In 2014, realizing that agricultural transformation was a more complex, multi-faceted challenge, African leaders rejuvenated CAADP through the Malabo Declaration. The Malabo Declaration broadened the goals of CAADP to include seven high-level commitment areas that span a wide range of issues, policies, and programs relevant to agricultural transformation in Africa with very specific targeted results that would be measured. Most importantly, the Malabo Declaration focused CAADP on accountability for actions and results by 2025, with the intent of eliminating the lethargy that had started to set in during the closing years from CAADP’s birth in Maputo.

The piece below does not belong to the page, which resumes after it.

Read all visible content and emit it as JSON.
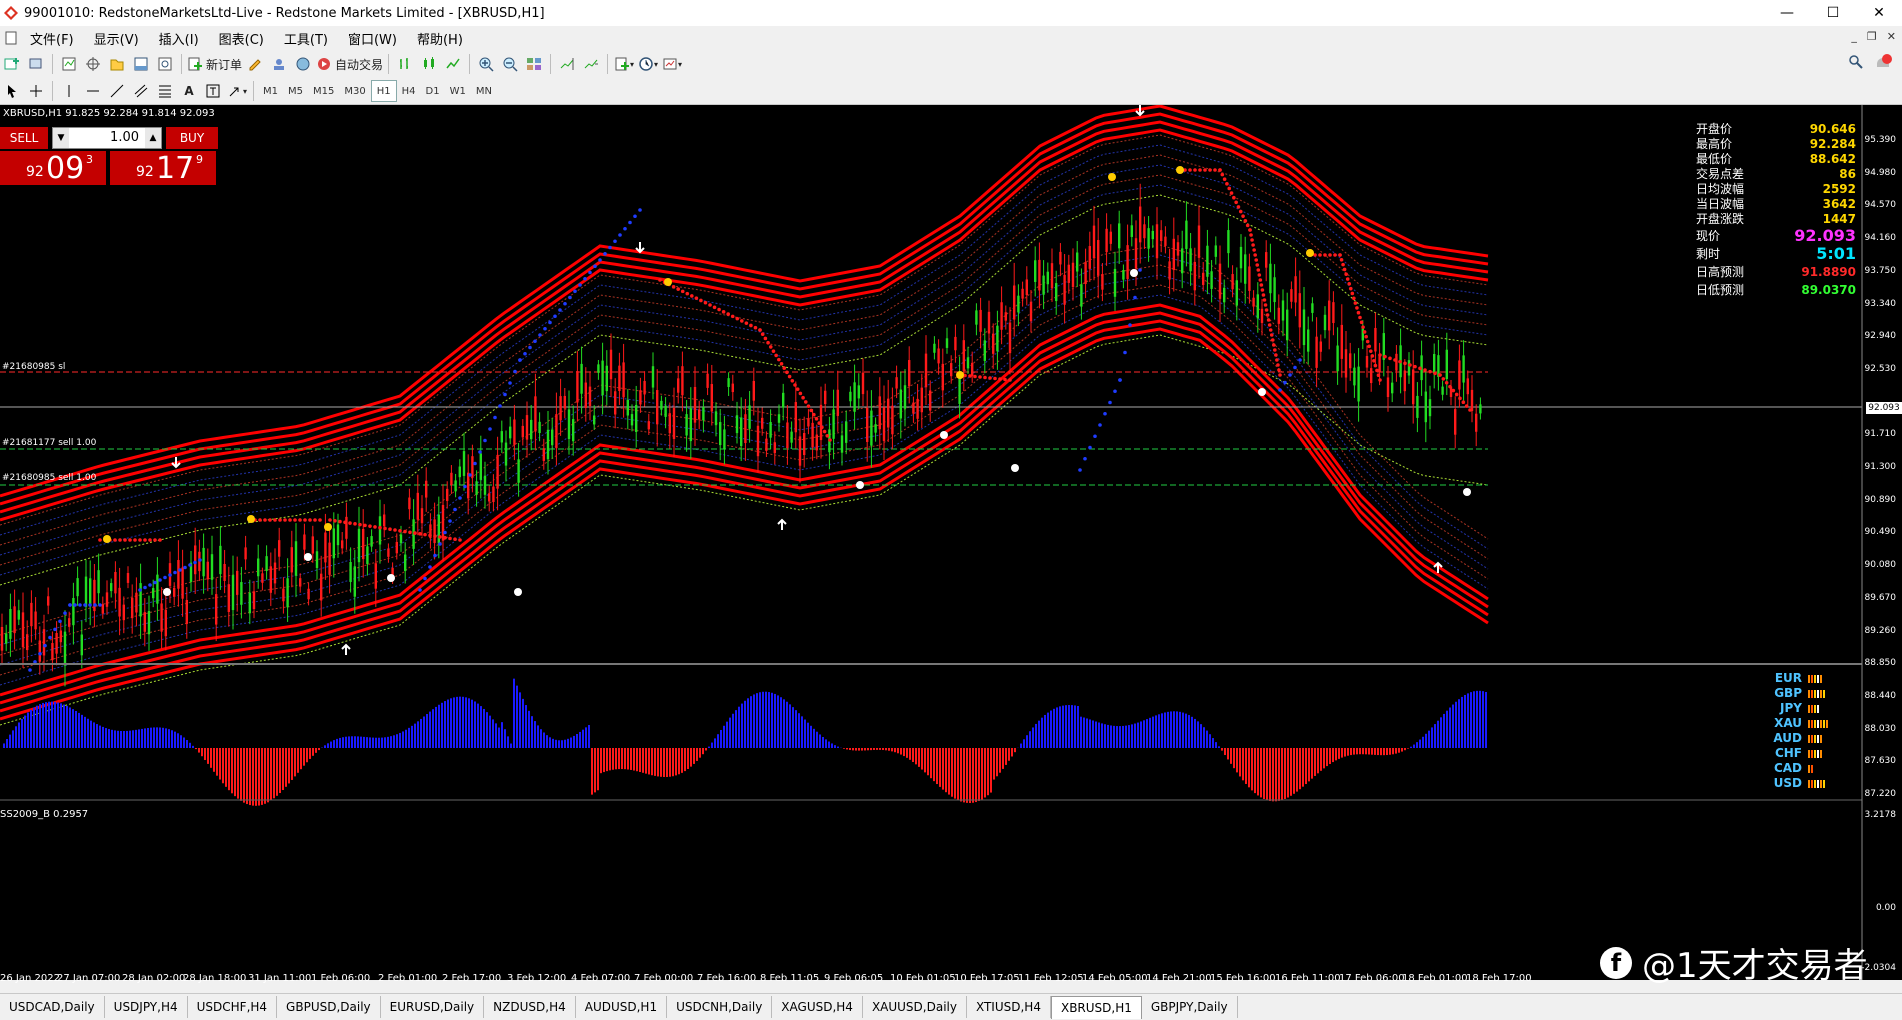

By 2018 the first Biennial Review was conducted, giving us a snapshot into progress and a picture into where countries need to close gaps in achievement. As the 15th convening of the CAADP Partnership Platform is being held this this week in Nairobi, Kenya, partners from across the continent are focused on issues of intra-African trade and economic development, a major deficit identified in data from the first biennial review. In the forefront of these meetings will be the ongoing 2nd Biennial Review process to be concluded and released as a report in January 2020. During these meetings the African Union also released a digitial communications toolkit, including interactive data tools, for helping leaders, advocates, and institutions communicate about and educate the public about CAADP and the Biennial Review.
With nearly five years remaining to achieve CAADP’s goals, what can the world learn right now from Africa’s self-led grand challenge to achieve food security, reduce poverty and improve nutrition? How have things changed for food security policy development at the continental, national and sub-national levels? As a result of the Biennial Review process, are countries now more energized to drive agricultural transformation agenda? Most importantly, how will reaching these African-led policy goals help smallholder farmers to contribute to continental food security and nutrition?
Africa Lead, one of USAID and Feed the Future’s food security and resilience capacity building programs, has been working to support the African Union’s CAADP goals of reduced hunger and poverty by supporting the transformation of African leaders and organizations, activating networks and collaborative action, and empowering African-led policy solutions to advance Africa’s own agenda for food security and resilience. As part of Africa Lead’s Final Program Year Learning Series, leaders at the heart of the CAADP process will explore the answers to these important questions about CAADP in an Agrilinks webinar on June 20th 2019, titled: Catalyzing Action & Agricultural Transformation in Africa – Taking the Pulse of CAADP.
Coming off the heels of the 15th CAADP Partnership Platform meetings in Nairobi, the webinar will also review important updates on the process and allow for reflection from leaders who have been at the heart of CAADP’s amazing journey over the last two decades. We welcome a global audience to discuss the relevance of CAADP’s lessons that can be applied in the global food security policy context.
Robert Ouma is the Senior Policy Advisor for Africa Lead, one of Feed the Future and USAID's food security and resilience capacity building programs in Africa.